The truck’s cloud-based navigation system also factors in things like the terrain along your route. And whether or not you’re hauling a load, it can provide guidance showing you how far you can drive and where you can find a charger.
Charging the F-150 Lightning
Plugging in takes as little as 41 minutes to go from a 15% to 80% state of charge with the extended-range pack when hooked up to a 150kW public quick-charger. Depending on how much current your home charger can muster, using a 240V Level 2 system will require anywhere from 8 to 19 hours.
Ford is offering a home charger as part of the purchase price. It’s also partnering with SunRun to let buyers in some markets set up a more substantial system, including battery backup and even solar power. Some buyers will be able to drop off the grid entirely.
As with the hybrid version of the conventional F-150, the Lightning can serve as a mobile generator, providing up to 9.6 kW of 120V and 240V current. Ford showed it off powering both a worksite and a mobile entertainment center.
But it also can be used as a home backup power source for up to 10 days using something like the SunRun system. You can even use it to give a jump to another electric vehicle that might have run out of power.
Heading Off Road
Before wrapping up my time with the 2022 Ford F-150 Lightning review, I wanted to put it to one last test, taking it on a hilly and rutted off-road course on the Singing Waters property.
Like any pickup, vehicle length places some limits on what you can manage. But the Lightning is reasonably well-suited to off-roading, with 8.4 inches of ground clearance — and plenty of armor to protect the battery pack.
It boasts an approach angle of 24.4 degrees, a breakover angle of 17.6 degrees, and a departure angle of 23.6 degrees. I can’t attest to how the Lightning will handle Moab.
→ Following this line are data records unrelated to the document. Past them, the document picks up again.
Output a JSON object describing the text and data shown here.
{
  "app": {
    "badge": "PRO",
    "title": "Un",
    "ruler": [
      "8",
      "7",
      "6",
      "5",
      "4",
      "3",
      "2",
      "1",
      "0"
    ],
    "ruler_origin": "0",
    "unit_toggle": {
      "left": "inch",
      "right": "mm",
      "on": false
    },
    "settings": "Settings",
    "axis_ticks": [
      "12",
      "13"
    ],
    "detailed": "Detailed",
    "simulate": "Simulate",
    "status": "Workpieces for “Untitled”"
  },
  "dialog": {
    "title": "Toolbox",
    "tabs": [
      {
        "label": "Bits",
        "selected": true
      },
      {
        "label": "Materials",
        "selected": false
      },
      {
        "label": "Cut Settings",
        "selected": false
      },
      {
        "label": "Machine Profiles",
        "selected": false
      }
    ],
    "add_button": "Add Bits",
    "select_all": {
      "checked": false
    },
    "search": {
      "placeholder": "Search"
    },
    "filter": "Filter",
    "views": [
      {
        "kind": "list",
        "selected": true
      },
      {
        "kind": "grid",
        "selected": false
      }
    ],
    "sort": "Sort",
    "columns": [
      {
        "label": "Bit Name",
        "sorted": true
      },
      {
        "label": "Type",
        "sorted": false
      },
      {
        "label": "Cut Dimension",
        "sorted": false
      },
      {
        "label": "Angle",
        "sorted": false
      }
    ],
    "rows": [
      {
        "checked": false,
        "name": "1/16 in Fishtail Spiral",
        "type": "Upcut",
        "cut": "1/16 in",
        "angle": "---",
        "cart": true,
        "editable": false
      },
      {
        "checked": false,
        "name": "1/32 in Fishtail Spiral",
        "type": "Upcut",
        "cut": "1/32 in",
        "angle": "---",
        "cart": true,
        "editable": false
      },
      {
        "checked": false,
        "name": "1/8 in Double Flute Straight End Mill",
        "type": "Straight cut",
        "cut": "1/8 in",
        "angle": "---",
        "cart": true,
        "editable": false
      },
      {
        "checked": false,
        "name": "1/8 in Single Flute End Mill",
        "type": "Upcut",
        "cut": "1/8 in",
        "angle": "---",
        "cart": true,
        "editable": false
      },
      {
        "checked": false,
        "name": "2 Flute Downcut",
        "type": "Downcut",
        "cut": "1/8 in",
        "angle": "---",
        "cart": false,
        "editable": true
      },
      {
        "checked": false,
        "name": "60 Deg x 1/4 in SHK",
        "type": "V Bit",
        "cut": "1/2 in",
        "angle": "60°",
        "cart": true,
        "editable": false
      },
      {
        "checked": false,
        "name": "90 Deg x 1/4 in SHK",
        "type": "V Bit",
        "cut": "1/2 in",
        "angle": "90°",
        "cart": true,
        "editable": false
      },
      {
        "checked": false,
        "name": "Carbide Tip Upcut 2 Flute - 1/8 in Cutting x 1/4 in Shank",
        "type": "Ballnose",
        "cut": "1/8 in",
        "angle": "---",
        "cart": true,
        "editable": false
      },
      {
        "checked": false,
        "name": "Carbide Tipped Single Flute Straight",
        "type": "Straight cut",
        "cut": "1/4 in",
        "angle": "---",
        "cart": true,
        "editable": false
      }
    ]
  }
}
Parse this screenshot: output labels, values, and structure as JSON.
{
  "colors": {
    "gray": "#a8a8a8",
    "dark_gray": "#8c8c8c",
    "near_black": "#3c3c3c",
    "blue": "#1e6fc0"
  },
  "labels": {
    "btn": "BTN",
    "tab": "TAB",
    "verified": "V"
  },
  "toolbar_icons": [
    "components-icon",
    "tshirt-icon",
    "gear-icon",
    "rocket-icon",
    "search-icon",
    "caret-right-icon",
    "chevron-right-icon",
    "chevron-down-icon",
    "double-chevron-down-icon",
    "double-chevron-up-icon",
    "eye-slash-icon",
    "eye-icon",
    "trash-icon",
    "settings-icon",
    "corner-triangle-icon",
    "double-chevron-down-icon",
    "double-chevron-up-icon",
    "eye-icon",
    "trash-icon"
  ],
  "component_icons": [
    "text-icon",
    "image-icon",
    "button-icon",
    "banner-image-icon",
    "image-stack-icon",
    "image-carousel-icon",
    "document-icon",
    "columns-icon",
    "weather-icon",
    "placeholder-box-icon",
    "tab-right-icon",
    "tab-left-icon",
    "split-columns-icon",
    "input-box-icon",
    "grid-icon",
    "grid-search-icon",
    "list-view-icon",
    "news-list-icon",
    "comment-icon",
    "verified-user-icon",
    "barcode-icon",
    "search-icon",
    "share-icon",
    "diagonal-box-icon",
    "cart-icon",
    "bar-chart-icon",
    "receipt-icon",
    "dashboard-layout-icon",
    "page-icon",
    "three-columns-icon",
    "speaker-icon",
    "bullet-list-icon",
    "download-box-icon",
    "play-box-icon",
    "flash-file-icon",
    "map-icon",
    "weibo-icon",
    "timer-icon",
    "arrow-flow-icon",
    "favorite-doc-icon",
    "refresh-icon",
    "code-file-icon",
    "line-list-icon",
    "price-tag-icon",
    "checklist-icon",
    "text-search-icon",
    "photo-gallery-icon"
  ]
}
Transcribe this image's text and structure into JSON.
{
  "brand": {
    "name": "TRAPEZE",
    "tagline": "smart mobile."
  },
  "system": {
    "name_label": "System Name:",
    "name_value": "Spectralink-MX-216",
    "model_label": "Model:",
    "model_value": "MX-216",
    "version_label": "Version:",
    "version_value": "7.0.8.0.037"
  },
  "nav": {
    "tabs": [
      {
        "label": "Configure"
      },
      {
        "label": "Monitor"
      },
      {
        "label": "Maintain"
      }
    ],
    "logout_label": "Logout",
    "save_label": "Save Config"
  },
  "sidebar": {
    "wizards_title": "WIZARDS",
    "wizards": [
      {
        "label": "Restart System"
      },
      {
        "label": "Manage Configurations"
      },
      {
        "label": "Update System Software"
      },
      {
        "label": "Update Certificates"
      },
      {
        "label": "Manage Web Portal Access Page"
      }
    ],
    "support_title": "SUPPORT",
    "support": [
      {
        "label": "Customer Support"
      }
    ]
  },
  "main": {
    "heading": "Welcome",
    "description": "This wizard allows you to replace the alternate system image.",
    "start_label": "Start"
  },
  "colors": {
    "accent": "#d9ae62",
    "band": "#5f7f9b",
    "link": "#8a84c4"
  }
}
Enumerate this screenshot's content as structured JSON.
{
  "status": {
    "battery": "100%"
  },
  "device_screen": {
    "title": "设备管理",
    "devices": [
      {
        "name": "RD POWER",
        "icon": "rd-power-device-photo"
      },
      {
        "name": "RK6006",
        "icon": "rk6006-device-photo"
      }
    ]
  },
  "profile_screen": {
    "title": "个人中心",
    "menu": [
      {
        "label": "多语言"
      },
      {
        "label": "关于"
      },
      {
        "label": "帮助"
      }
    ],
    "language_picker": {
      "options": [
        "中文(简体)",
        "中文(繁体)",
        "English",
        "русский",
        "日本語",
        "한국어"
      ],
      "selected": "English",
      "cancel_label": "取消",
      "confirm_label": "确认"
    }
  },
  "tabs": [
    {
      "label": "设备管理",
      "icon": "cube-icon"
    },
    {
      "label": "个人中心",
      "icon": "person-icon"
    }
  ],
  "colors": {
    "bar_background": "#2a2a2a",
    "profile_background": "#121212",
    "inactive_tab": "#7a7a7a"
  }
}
But if my run at Singing Waters was any indication, it should be able to handle pretty much anything you could throw at a regular Ford F-Series model, short of the FX-4, Tremor, or Raptor models.
F-150 Lightning First Drive Wrapup
After spending several full days behind the wheel of the 2022 Ford F-150 Lightning reviewing it, I came away with one unambiguous conclusion: I’m eagerly looking forward to putting the truck in my driveway. If anything, this all-electric pickup does everything the conventional F-150 can —but better, besides range and ‘re-fuel’ time.
There’s already competition, of course, starting with the Rivian R1T, as well as the $112,000 GMC Hummer Edition 1. And there’ll be more coming, including the oft-delayed Tesla Cybertruck, the Chevrolet Silverado EV, and the RAM 1500 EV. By my count, there could be a dozen or more midsize and full-size EV pickups by 2025.
But Ford’s first offering sets a benchmark that will be a challenge to beat. There are plenty of reasons why the F-150 has dominated sales charts for three decades. The Lightning could find itself a similar benchmark in the EV market going forward.